Sunday, December 30, 2007

Learning to Give

One of my earliest and nicest memories was when I was five years old. It was my birthday. Mommy and Daddy sat me down, gave me my Thumbelina doll birthday present (God, how I wanted that Thumbelina doll), and then, they gave me something else. I had been reading a story about a little girl who got an allowance. I too, wanted an allowance. I had been begging M & D for an allowance for a month. How much it would be wasn't important; I just wanted money that I could call my own. Pretty please M & D? So on my birthday, Daddy pulled out his wallet and took out 10 shiny nickels. "Here," he said, "is your first weekly allowance." I was thrilled. All that money, all those shiny coins. Mine. I could go to the drugstore (I vividly remember that drugstore, and I can still taste their green lollipops) with Mom and get a toy. I was so happy. All mine. And then came the crushing blow.

"And how much are you going to give the poor people?" Daddy asked.

The poor people? Nothing, that's how much. Let their Mommies and Daddies give them their allowance. Why should I have to give them anything? These were my nickels! Mine. I told my parents that I didn't want to give the poor people anything.
So Dad took me in his lap and explained that Hashem gave us a mitzvah to give 1/10 of our money ("what does 1/10th mean?") to tzedakah, that if I was going to get ten nickels every week, I should really put one of my nickels in the pushka that was next to the Shabbos candles

"But Hashem isn't giving me an allowance, you and Mommy are! Why do I have to listen to Hashem?"

I responded to his request as the budding capitalist that I was yet to become: I started to cry. Hysterically.

They didn't push it. I got to keep my nickels. And the next week, I got my allowance again, and Dad asked the same question "how much for the poor people?" I guess seeing as how they weren't going to force me to give up my nickel, I didn't cry but I didn't give it up either.
I vaguely remember my M & D explaining more about charity and kindness to me over the next two weeks.
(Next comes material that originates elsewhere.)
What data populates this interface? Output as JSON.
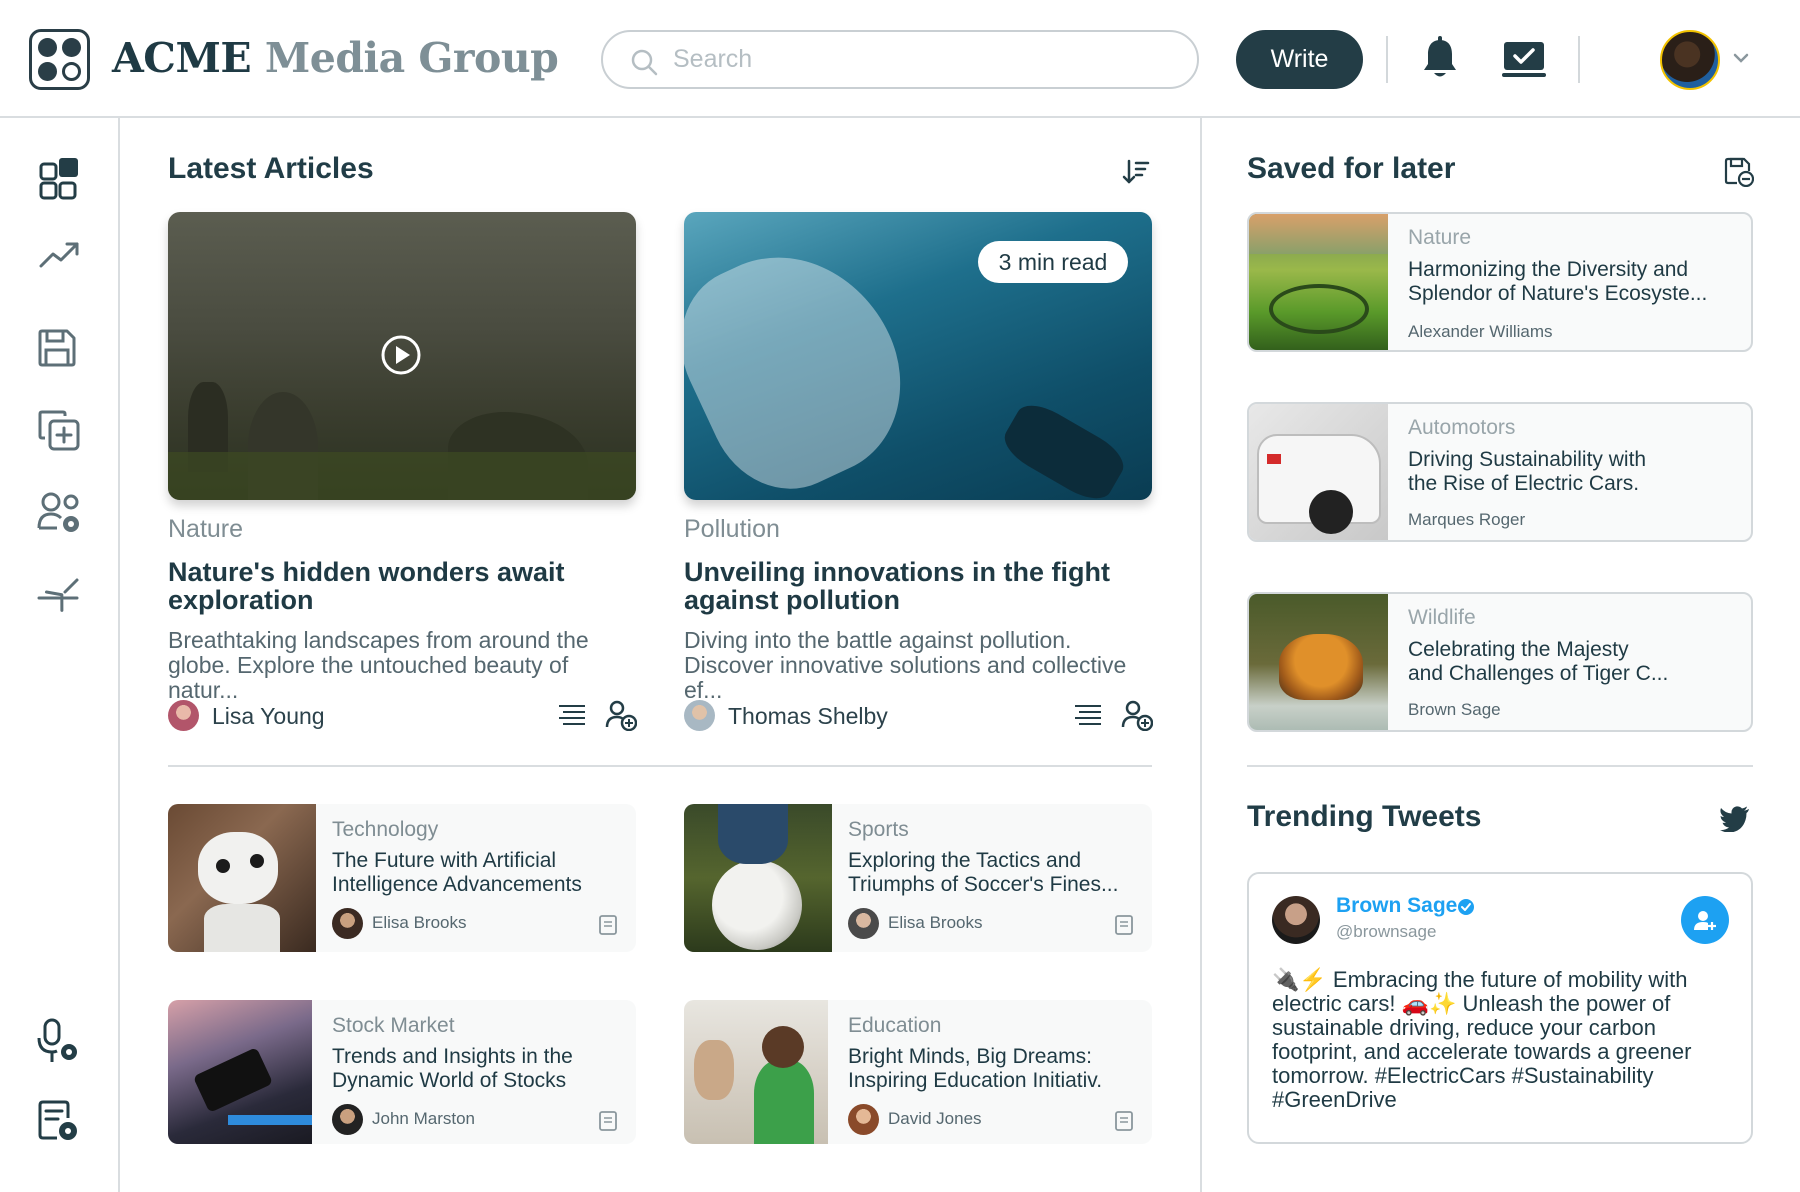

Some of these sessions they filled in for me later, when I was an adult and retold this story to The Ex. My Dad said that I was behaving like any five-year-old...all about me.

But by the fourth week, when Daddy gave me my allowance and asked me to give tzedakah, I went over to the pushka and put in a nickel. I remember feeling very proud and very generous. I remember that the following week, my allowance increased to 60 cents! Daddy explained that sometimes, not always, but sometimes, when you are generous, you get back even more. After a little lesson in simple fractions, I happily put a nickel
and a penny in the pushka.

This was my introduction to giving charity. My parents instilled the idea of giving ma'aser in me from the very first time that I grasped the idea of ownership. To this day, I am grateful to my parents for the
chinuch they gave me. From that point on, I always set aside 1/10 of my Chanukah gelt, my summer jobs, and eventually my more serious jobs to give to charity, and my parents couldn't have been prouder of me. They did the same thing with all my siblings. And by the way, my parents were never well-off. My family never owned a house or a car. I'm sure there were times when I was younger that it was a struggle to put food on the table, something I cannot relate to today. But my parents' observance of ma'aser was as scrupulous as their observance of Shabbos and kashrus.

Giving ma'aser is one of the few ways you are allowed to "test" God. I have no source for this, but I remember learning it several times in Yeshiva. And indeed, the years I struggled to fulfill my ma'aser were always followed by periods of personal economic upturn. It's not magic, but it seems to happen.

All religious arguments aside, it is good to give. I remember once when I was doing some fund-raising for an organization in my former community, I was speaking to the Rabbi there, and he said that if every Orthodox family in the community fulfilled even half of their ma'aser, not a single Jewish local organization would need money.

There are times when people can be five-year-olds when it comes to giving charity. Whah! I don't want to give. Why should I give? I am barely getting by as it is. And I earned this money. I will give more when I am really wealthy.

No matter where you are in life, it is good to give. It is good to occasionally set aside your own needs and fulfill other people's needs, even when you don't feel like it. It creates connection and it is good to create connection. It is good to be part of something bigger than yourself. It is good to be committed to giving a particular amount, and then rising to that commitment. It is good to give.

This is the most basic of ideas, yet it is one I need to remind myself of every now and then, when I feel the five-year-old in me coming out.

1 comment:

Anonymous said...

I also feel grateful to have been raised in a household that gave ma'aser. It wasn't actually until much later that I realized so many people didn't. On a sidenote, I feel like it's so much easier to give once you feel obligated to give a certain amount. Then the only thing your making a decision about is how to allocate it.